Task goal: Apart from the pictures, every record here must be copied word for word.

Dataset rows for apps and sites:
######

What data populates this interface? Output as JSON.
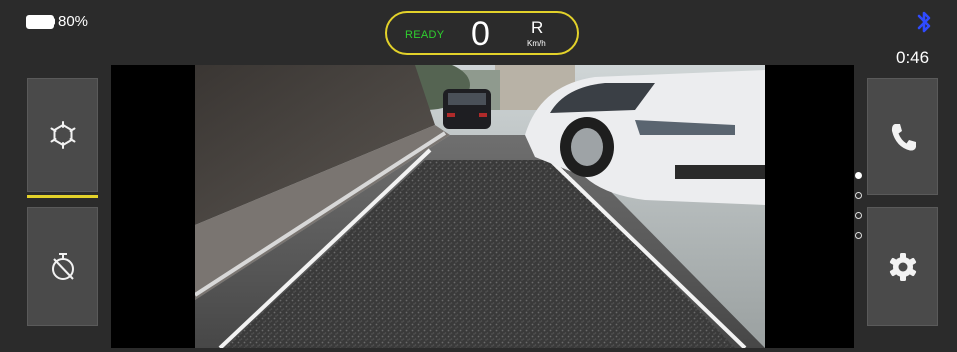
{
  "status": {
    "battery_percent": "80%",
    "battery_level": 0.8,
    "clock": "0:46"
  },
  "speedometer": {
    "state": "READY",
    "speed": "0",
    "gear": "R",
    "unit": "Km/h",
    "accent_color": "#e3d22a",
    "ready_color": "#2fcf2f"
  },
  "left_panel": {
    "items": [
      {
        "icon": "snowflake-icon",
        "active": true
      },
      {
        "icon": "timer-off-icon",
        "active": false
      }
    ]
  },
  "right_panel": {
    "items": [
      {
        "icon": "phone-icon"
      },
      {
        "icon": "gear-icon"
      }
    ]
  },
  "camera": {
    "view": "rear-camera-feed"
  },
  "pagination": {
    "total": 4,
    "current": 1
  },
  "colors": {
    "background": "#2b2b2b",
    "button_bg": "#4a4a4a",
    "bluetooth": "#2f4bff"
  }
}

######

Reply to the task:
What data populates this interface? Output as JSON.
{
  "status": {
    "battery_percent": "80%",
    "battery_level": 0.8,
    "clock": "0:46"
  },
  "speedometer": {
    "state": "READY",
    "speed": "0",
    "gear": "R",
    "unit": "Km/h",
    "accent_color": "#e3d22a",
    "ready_color": "#2fcf2f"
  },
  "left_panel": {
    "items": [
      {
        "icon": "snowflake-icon",
        "active": true
      },
      {
        "icon": "timer-off-icon",
        "active": false
      }
    ]
  },
  "right_panel": {
    "items": [
      {
        "icon": "phone-icon"
      },
      {
        "icon": "gear-icon"
      }
    ]
  },
  "camera": {
    "view": "rear-camera-feed"
  },
  "pagination": {
    "total": 4,
    "current": 1
  },
  "colors": {
    "background": "#2b2b2b",
    "button_bg": "#4a4a4a",
    "bluetooth": "#2f4bff"
  }
}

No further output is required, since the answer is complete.